The predominantly white Good Samaritan Church in St. Petersburg, Florida is getting pushback for having posted a message about white privilege on a sign out front.
The sign reads:
“IF YOU ARE WHITE, USE YOUR PRIVILEGE TO FIGHT FOR JUSTICE”
Among the objectors was one man who complained: “I don’t think there is such thing as … white privilege.”
This type of reaction did not take the church by surprise. They chose to display this message despite experiencing similar feedback when, over MLK Jr. weekend, they had posted:
“WHITE PRIVILEGE: IF YOU CAN’T SEE IT YOU’VE GOT IT”
Is Good Samaritan Church wasting their time? Not at all. Their idea of a public display about white privilege has enormous potential to awaken white people to their privilege not just in St. Petersburg, but if adopted by houses of worship across the country, nationwide. Here is why.
Religious institutions have a unique moral platform. When they have made good use of this platform, particularly in a coordinated fashion, they have helped achieve great moral successes. Take Darfur. Just a decade ago, the interfaith community’s coordinated involvement in the issue of genocide in Western Sudan helped millions of Americans gain awareness about the issue and pressure our government to intervene.
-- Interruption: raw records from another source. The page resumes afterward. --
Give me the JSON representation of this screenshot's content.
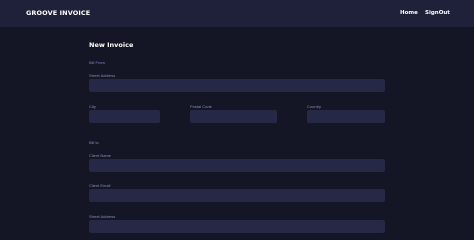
{
  "header": {
    "brand": "GROOVE INVOICE",
    "nav": {
      "home": "Home",
      "signout": "SignOut"
    }
  },
  "form": {
    "title": "New Invoice",
    "bill_from": {
      "section_label": "Bill From",
      "street_address_label": "Street Address",
      "street_address_value": "",
      "city_label": "City",
      "city_value": "",
      "postal_code_label": "Postal Code",
      "postal_code_value": "",
      "country_label": "Country",
      "country_value": ""
    },
    "bill_to": {
      "section_label": "Bill to",
      "client_name_label": "Client Name",
      "client_name_value": "",
      "client_email_label": "Client Email",
      "client_email_value": "",
      "street_address_label": "Street Address",
      "street_address_value": ""
    }
  },
  "colors": {
    "background": "#141625",
    "header_bg": "#1e2139",
    "input_bg": "#252945",
    "label": "#888eb0"
  }
}
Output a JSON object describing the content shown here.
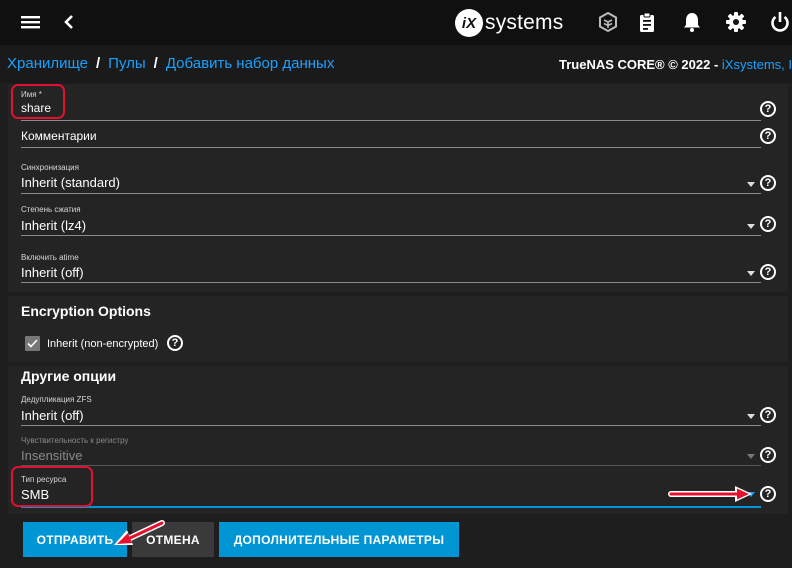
{
  "topbar": {
    "menu_icon": "menu-icon",
    "back_icon": "chevron-left-icon",
    "logo_mark": "iX",
    "logo_text": "systems",
    "icons": [
      "truecommand-icon",
      "clipboard-icon",
      "bell-icon",
      "gear-icon",
      "power-icon"
    ]
  },
  "breadcrumb": {
    "items": [
      "Хранилище",
      "Пулы",
      "Добавить набор данных"
    ],
    "separator": "/"
  },
  "copyright": {
    "text": "TrueNAS CORE® © 2022 - ",
    "vendor": "iXsystems, I"
  },
  "form": {
    "name": {
      "label": "Имя *",
      "value": "share"
    },
    "comments": {
      "placeholder": "Комментарии"
    },
    "sync": {
      "label": "Синхронизация",
      "value": "Inherit (standard)"
    },
    "compression": {
      "label": "Степень сжатия",
      "value": "Inherit (lz4)"
    },
    "atime": {
      "label": "Включить atime",
      "value": "Inherit (off)"
    },
    "encryption": {
      "title": "Encryption Options",
      "checkbox_label": "Inherit (non-encrypted)",
      "checked": true
    },
    "other": {
      "title": "Другие опции"
    },
    "dedup": {
      "label": "Дедупликация ZFS",
      "value": "Inherit (off)"
    },
    "case": {
      "label": "Чувствительность к регистру",
      "value": "Insensitive",
      "disabled": true
    },
    "share_type": {
      "label": "Тип ресурса",
      "value": "SMB"
    },
    "help_glyph": "?"
  },
  "buttons": {
    "submit": "ОТПРАВИТЬ",
    "cancel": "ОТМЕНА",
    "advanced": "ДОПОЛНИТЕЛЬНЫЕ ПАРАМЕТРЫ"
  },
  "colors": {
    "accent": "#0095d5",
    "link": "#1aa1ff",
    "annotation": "#e3102f",
    "background": "#1e1e1e"
  }
}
The “Save Darfur” banners in front of houses of worship throughout the country were no doubt a key part of the consciousness raising that led individuals to take action, including joining rallies and sending postcards to Congress. Today, houses of worship could make use of their trusted moral voice to encourage white people to notice their white privilege.
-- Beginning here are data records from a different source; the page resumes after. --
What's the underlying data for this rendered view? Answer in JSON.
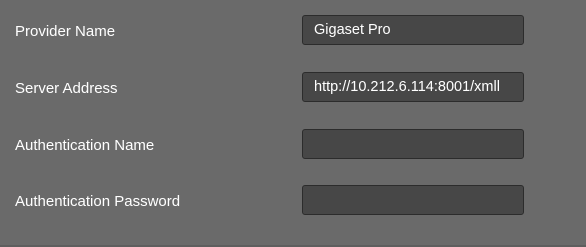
{
  "form": {
    "fields": [
      {
        "label": "Provider Name",
        "value": "Gigaset Pro",
        "placeholder": ""
      },
      {
        "label": "Server Address",
        "value": "http://10.212.6.114:8001/xmll",
        "placeholder": ""
      },
      {
        "label": "Authentication Name",
        "value": "",
        "placeholder": ""
      },
      {
        "label": "Authentication Password",
        "value": "",
        "placeholder": ""
      }
    ]
  },
  "colors": {
    "panel_background": "#6a6a6a",
    "input_background": "#474747",
    "input_border": "#2c2c2c",
    "text": "#ffffff"
  }
}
A banner campaign would be especially effective on white privilege because, when it comes to white privilege, consciousness raising is an end in and of itself. As I have written about before, white privilege is, among other things, the privilege of obliviousness to race. It makes white people, no matter how well intentioned, extremely susceptible to being blind to our own privilege, and to the privilege of other white people in our midst. White people must be aware of white privilege in order to be able to take action to challenge it in our daily lives — in the way we raise our children, involve ourselves in their schools, act in our jobs, conduct ourselves in our daily public interactions and give back both financially and in our public service activities. Signs and banners that call attention to the term “white privilege” begin to chip away at a system that is built to disguise it. For this reason, Good Samaritan’s sign that read “White Privilege: If you can’t see it you’ve got it” is particularly effective.
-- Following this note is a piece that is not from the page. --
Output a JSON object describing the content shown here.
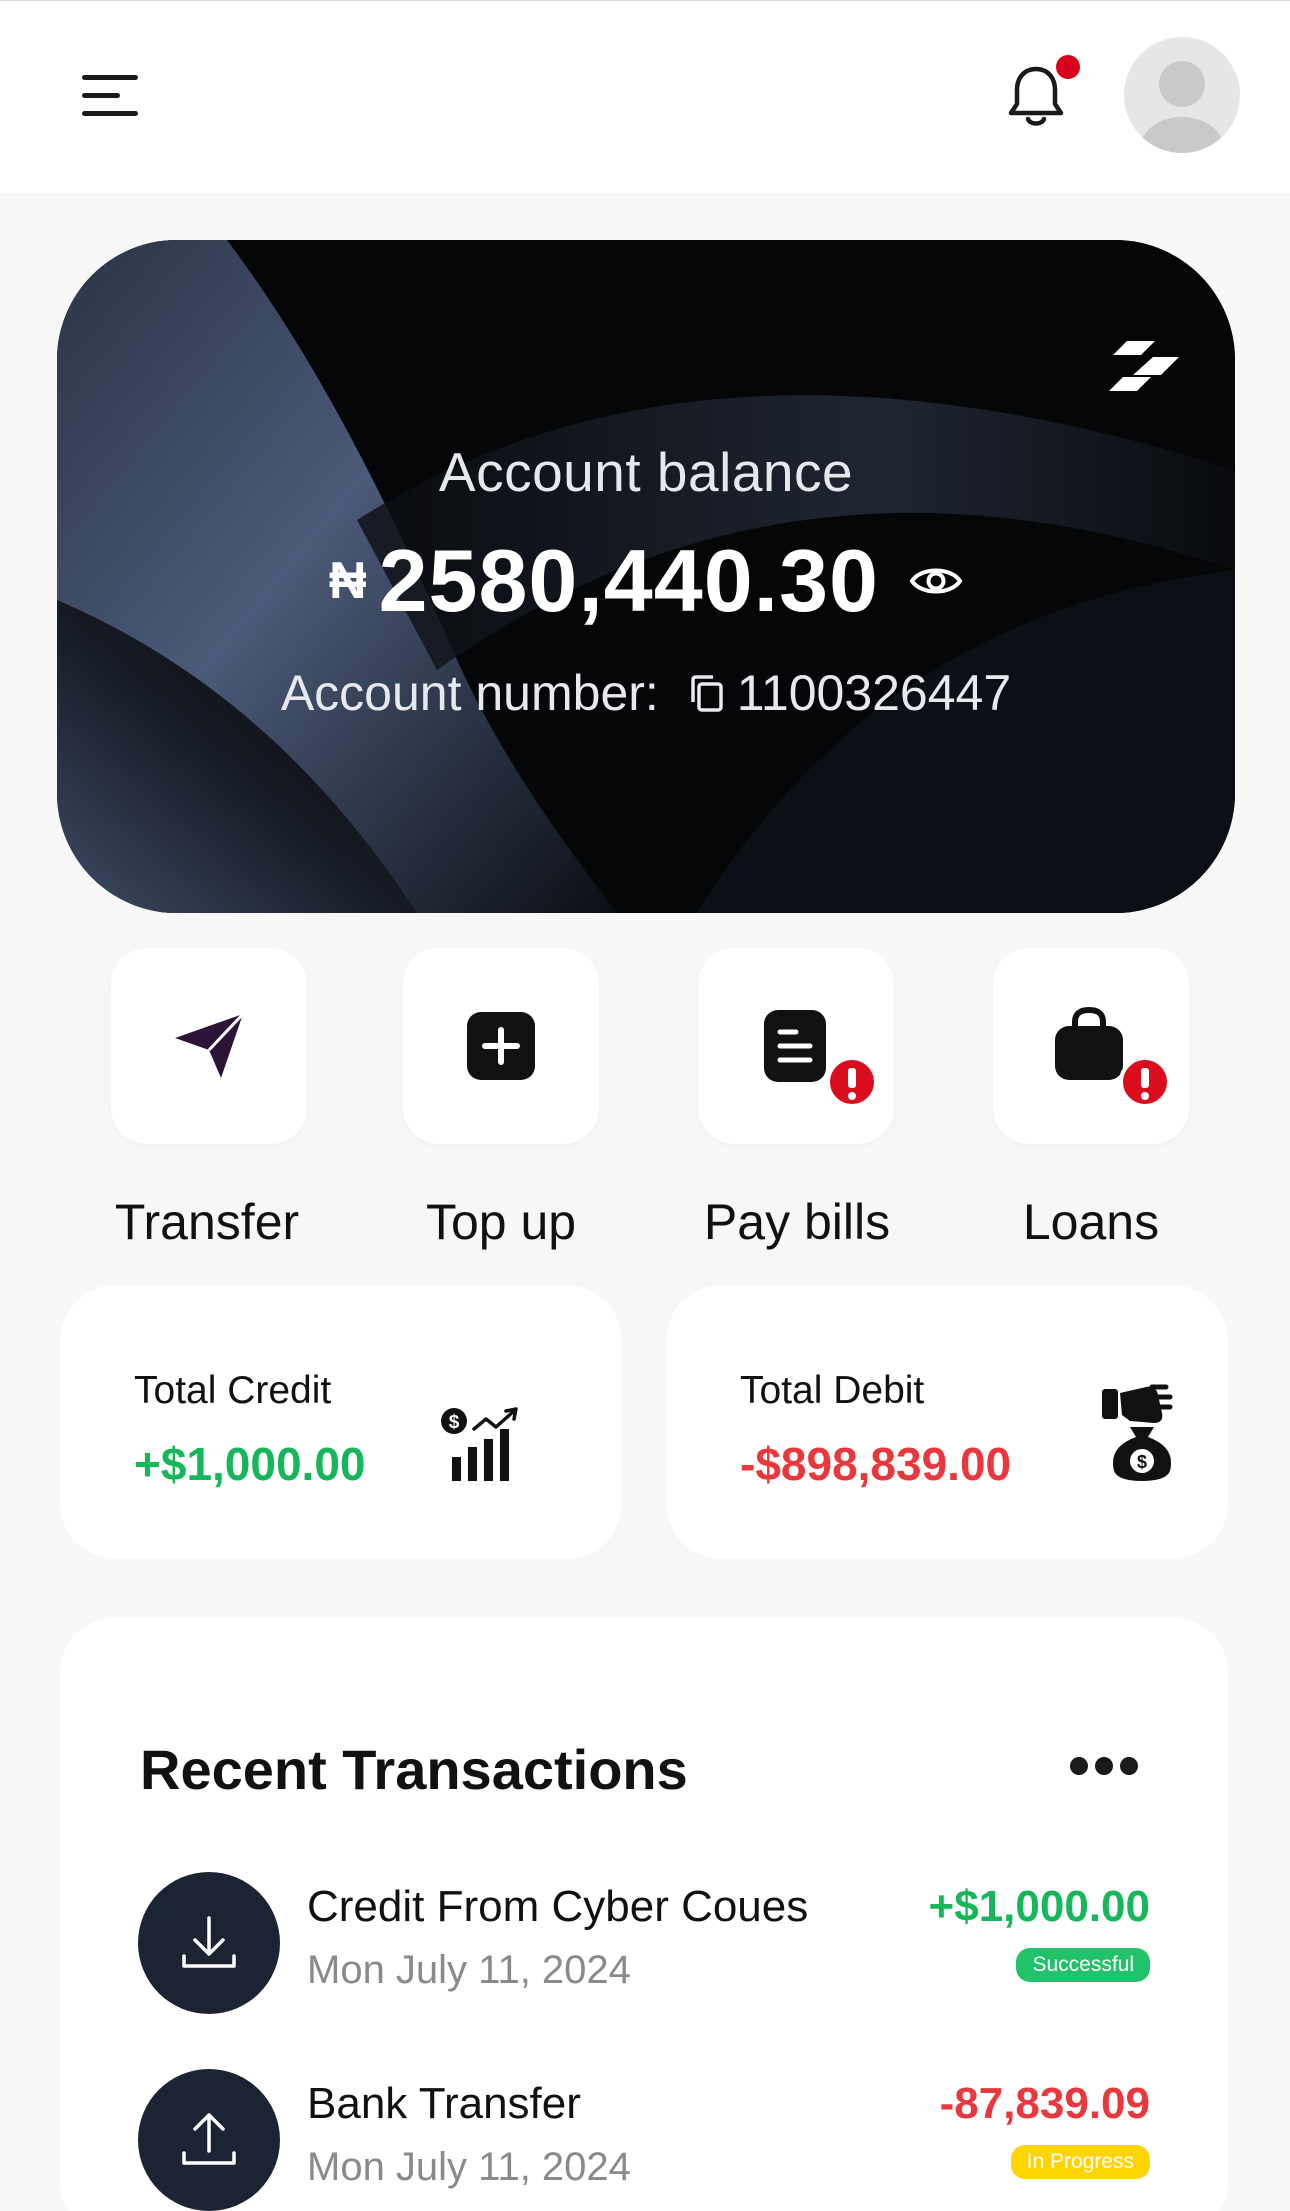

As was the case with Darfur, a national interfaith banner campaign would also signify much deeper involvement. Good Samaritan Church, besides posting signs, is studying race in their mostly white church. Similarly, last summer, when nearly 200 Rabbis from the Reform Jewish Movement joined the NAACP’s Journey for Justice, their involvement was certainly symbolically and visually significant. But it was also both the outgrowth of — and the further impetus behind — — the Reform Movement’s “Reflect, Relate, Reform” nationwide campaign, which was announced shortly thereafter. A multi-faith banner effort on white privilege would go a long way in raising awareness about white privilege. Imagine what it would also represent in terms of the commitment of our country’s houses of worship to challenging white privilege.
Some might say that these signs shut down conversation and self-reflection rather than invite it. While the people who are most resistant might be the most verbal, there are many others in the community whom such a sign might cause to pursue more conversation and learning. Even for the hard to reach ones, it might be effective. Think of when we get into an argument with someone we respect. Though we may strenuously oppose what the other one is proffering during such an argument, it is nonetheless common for each person to have progressed in seeing and understanding the other’s viewpoint after there is time to cool off. House of worship banners that call attention to white privilege would make a lot of white people in the community pause and think. These signs would also send an important message to people of color that faith institutions recognize the problem of racial injustice in our country.